Aside from clearing out the front porch and working on a couple of small projects last weekend, I really didn’t get much accomplished. Which means, I don’t have a fabulous furniture transformation to share with you today. I seem to have fallen into a groove with my blog, and I generally post something on Monday, Wednesday and Friday. As a result, not having a post at all on a Wednesday just feels, well, wrong somehow. The truth of the matter is that I spent a good deal of last weekend just chillin’. Every once in a while, I need some downtime to just be lazy. This often includes staying in bed on a rainy Sunday morning with coffee and a good book. So today, you’re getting a book recommendation!
I know, weird right? And no, this isn’t an April fools joke!
So, if you aren’t a reader, feel free to ignore this post as a blip on the radar and come back on Friday when I plan to post about a quick chair makeover.
But if, like me, you are always in the market for a good read, then keeping reading …
First a little background. I LOVE to read. I watched an interview (on Ellen) with Jim Parsons (plays Sheldon on Big Bang Theory) the other day, and he admitted that he factors in reading time every night before bed. Well, he and I have this in common. I read every night for at least a little bit. I look forward to weekends when I can read late into the night and not have to worry about getting up the next morning.
The main thing that I look for in a book is the author’s ability to immerse me in their story, whatever it might be. I crave books that are so good I can’t put them down. The kind where I keep reading until the book falls forward and hits me in the nose because I’m dozing off despite myself. For some reason, I have found such books hard to come by lately. I’ve started lots of books, only to give up on them because I just don’t care what happens next.
However, recently I was in the Valley Bookseller in Stillwater (Mr. Q was promoting the latest Chicken Soup book that he has a story in) and the gal there recommended a book by William Kent Krueger, Ordinary Grace.
Krueger is a local writer from the Twin Cities. He might be better known for his Cork O’Connor mystery series, but this particular book is not part of that series.
Here is how his website describes Ordinary Grace:
“New Bremen, Minnesota, 1961. The Twins were playing their debut season, ice-cold root beers were selling out at the soda counter of Halderson’s Drugstore, and Hot Stuff comic books were a mainstay on every barbershop magazine rack.
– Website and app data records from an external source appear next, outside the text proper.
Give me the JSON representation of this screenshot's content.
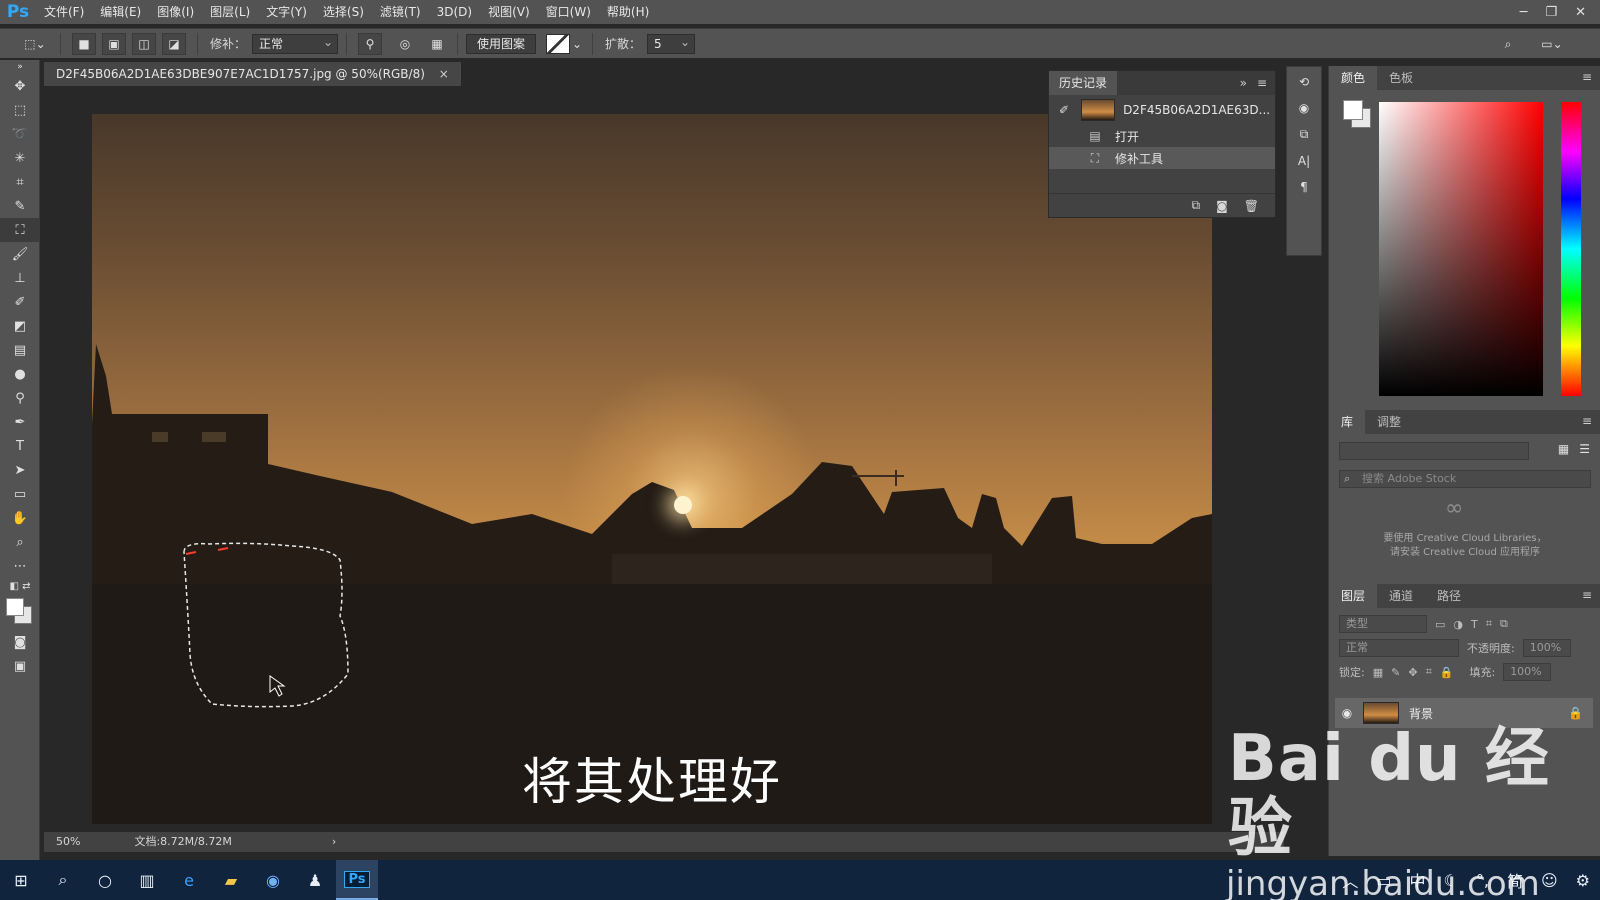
{
  "app": {
    "logo": "Ps"
  },
  "menu": [
    "文件(F)",
    "编辑(E)",
    "图像(I)",
    "图层(L)",
    "文字(Y)",
    "选择(S)",
    "滤镜(T)",
    "3D(D)",
    "视图(V)",
    "窗口(W)",
    "帮助(H)"
  ],
  "options": {
    "patch_label": "修补：",
    "patch_mode": "正常",
    "use_pattern": "使用图案",
    "diffusion_label": "扩散：",
    "diffusion_value": "5"
  },
  "document": {
    "tab_title": "D2F45B06A2D1AE63DBE907E7AC1D1757.jpg @ 50%(RGB/8)",
    "close": "×",
    "subtitle": "将其处理好",
    "zoom": "50%",
    "doc_size": "文档:8.72M/8.72M"
  },
  "history": {
    "title": "历史记录",
    "snapshot": "D2F45B06A2D1AE63D...",
    "items": [
      "打开",
      "修补工具"
    ]
  },
  "color_panel": {
    "tabs": [
      "颜色",
      "色板"
    ]
  },
  "library_panel": {
    "tabs": [
      "库",
      "调整"
    ],
    "search_placeholder": "搜索 Adobe Stock",
    "msg_line1": "要使用 Creative Cloud Libraries，",
    "msg_line2": "请安装 Creative Cloud 应用程序"
  },
  "layers_panel": {
    "tabs": [
      "图层",
      "通道",
      "路径"
    ],
    "filter_kind": "类型",
    "blend_mode": "正常",
    "opacity_label": "不透明度:",
    "opacity_value": "100%",
    "lock_label": "锁定:",
    "fill_label": "填充:",
    "fill_value": "100%",
    "layer_name": "背景"
  },
  "watermark": {
    "top": "Bai du 经验",
    "bottom": "jingyan.baidu.com"
  },
  "taskbar": {
    "tray_ime": "中",
    "tray_simplified": "简"
  }
}
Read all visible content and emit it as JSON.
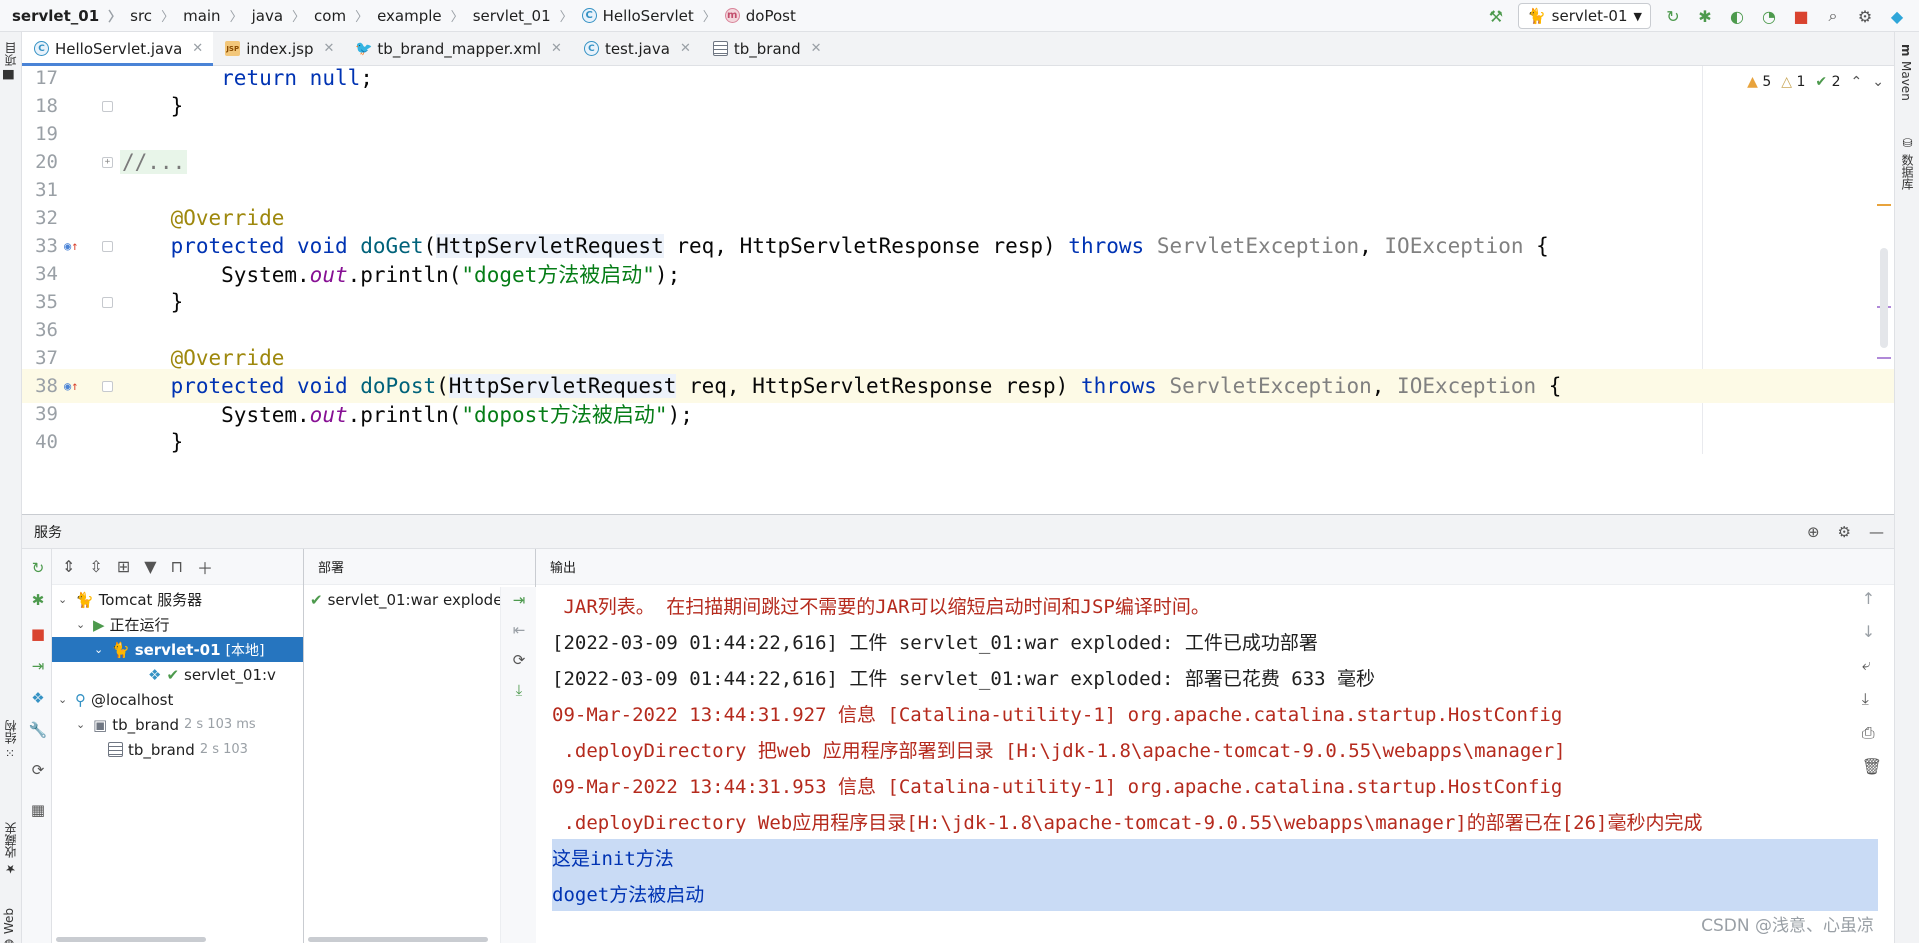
{
  "breadcrumb": {
    "items": [
      "servlet_01",
      "src",
      "main",
      "java",
      "com",
      "example",
      "servlet_01",
      "HelloServlet",
      "doPost"
    ]
  },
  "toolbar": {
    "run_config": "servlet-01"
  },
  "left_strip": {
    "project": "项目",
    "structure": "结构",
    "favorites": "收藏夹",
    "web": "Web"
  },
  "right_strip": {
    "maven": "Maven",
    "database": "数据库"
  },
  "tabs": [
    {
      "label": "HelloServlet.java",
      "type": "java"
    },
    {
      "label": "index.jsp",
      "type": "jsp"
    },
    {
      "label": "tb_brand_mapper.xml",
      "type": "xml"
    },
    {
      "label": "test.java",
      "type": "java"
    },
    {
      "label": "tb_brand",
      "type": "table"
    }
  ],
  "inspections": {
    "warnings": "5",
    "weak_warnings": "1",
    "ok": "2"
  },
  "editor": {
    "line_numbers": [
      "17",
      "18",
      "19",
      "20",
      "31",
      "32",
      "33",
      "34",
      "35",
      "36",
      "37",
      "38",
      "39",
      "40"
    ],
    "l17_kw": "return",
    "l17_kw2": "null",
    "l17_end": ";",
    "brace": "}",
    "folded": "//...",
    "annotation": "@Override",
    "protected": "protected",
    "void": "void",
    "doGet": "doGet",
    "doPost": "doPost",
    "paren_open": "(",
    "req_type": "HttpServletRequest",
    "req_rest": " req, HttpServletResponse resp) ",
    "throws": "throws",
    "exc1": "ServletException",
    "comma": ", ",
    "exc2": "IOException",
    "open_brace": " {",
    "system": "System.",
    "out": "out",
    "println": ".println(",
    "str_doget": "\"doget方法被启动\"",
    "str_dopost": "\"dopost方法被启动\"",
    "close_call": ");"
  },
  "services": {
    "title": "服务",
    "deploy_header": "部署",
    "output_header": "输出",
    "tree": {
      "tomcat": "Tomcat 服务器",
      "running": "正在运行",
      "server": "servlet-01",
      "server_tag": "[本地]",
      "artifact": "servlet_01:v",
      "localhost": "@localhost",
      "tb_brand_1": "tb_brand",
      "tb_brand_1_time": "2 s 103 ms",
      "tb_brand_2": "tb_brand",
      "tb_brand_2_time": "2 s 103"
    },
    "deploy_item": "servlet_01:war explode",
    "output": [
      " JAR列表。 在扫描期间跳过不需要的JAR可以缩短启动时间和JSP编译时间。",
      "[2022-03-09 01:44:22,616] 工件 servlet_01:war exploded: 工件已成功部署",
      "[2022-03-09 01:44:22,616] 工件 servlet_01:war exploded: 部署已花费 633 毫秒",
      "09-Mar-2022 13:44:31.927 信息 [Catalina-utility-1] org.apache.catalina.startup.HostConfig",
      " .deployDirectory 把web 应用程序部署到目录 [H:\\jdk-1.8\\apache-tomcat-9.0.55\\webapps\\manager]",
      "09-Mar-2022 13:44:31.953 信息 [Catalina-utility-1] org.apache.catalina.startup.HostConfig",
      " .deployDirectory Web应用程序目录[H:\\jdk-1.8\\apache-tomcat-9.0.55\\webapps\\manager]的部署已在[26]毫秒内完成",
      "这是init方法",
      "doget方法被启动"
    ]
  },
  "watermark": "CSDN @浅意、心虽凉",
  "colors": {
    "accent": "#2675bf",
    "keyword": "#0033b3",
    "string": "#067d17",
    "annotation": "#9e880d",
    "log_red": "#b52a1d",
    "selection": "#c9dbf5"
  }
}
It was a time of innocence and hope for a country with a new, young president. But for thirteen-year-old Frank Drum it was a grim summer in which death visited frequently and assumed many forms. Accident. Nature. Suicide. Murder.
Frank begins the season preoccupied with the concerns of any teenage boy, but when tragedy unexpectedly strikes his family—which includes his Methodist minister father; his passionate, artistic mother; Juilliard-bound older sister; and wise-beyond-his-years kid brother—he finds himself thrust into an adult world full of secrets, lies, adultery, and betrayal, suddenly called upon to demonstrate a maturity and gumption beyond his years.
Told from Frank’s perspective forty years after that fateful summer, Ordinary Grace is a brilliantly moving account of a boy standing at the door of his young manhood, trying to understand a world that seems to be falling apart around him. It is an unforgettable novel about discovering the terrible price of wisdom and the enduring grace of God.”
I’ll admit, this description didn’t immediately grab me. Young boy, coming of age, yada, yada. Whatever. But, the book won a bunch of awards, so I figured I’d give it a whirl.
Once I started reading, what really hooked me was how I could practically hear the crickets chirping on a balmy summer evening and smell the river flowing past its weedy banks. I could feel the sun on my head on a hot July day and taste that ice cold root beer after a Saturday of yard work. I remember that feeling of lying in bed on a hot summer night before air conditioning was something that everyone had. The book transported me to a hot Minnesota summer and a time when things seemed just a little bit simpler (even if they really weren’t).
I enjoyed the book so much, that I was inspired to tell you all about it. Then, I thought, gee, I’m done with the book, why not offer it up as a giveaway?
If you would like to have my copy of the book, please leave me a comment by Friday, April 3 at midnight. I’ll draw a name from the comments and mail the book off to that person.
So, good luck if you are hoping to win, and even if you don’t, I highly recommend that you pick up a copy of Ordinary Grace.
And if you’re really just looking for an awesome chippy chair makeover, come back on Friday!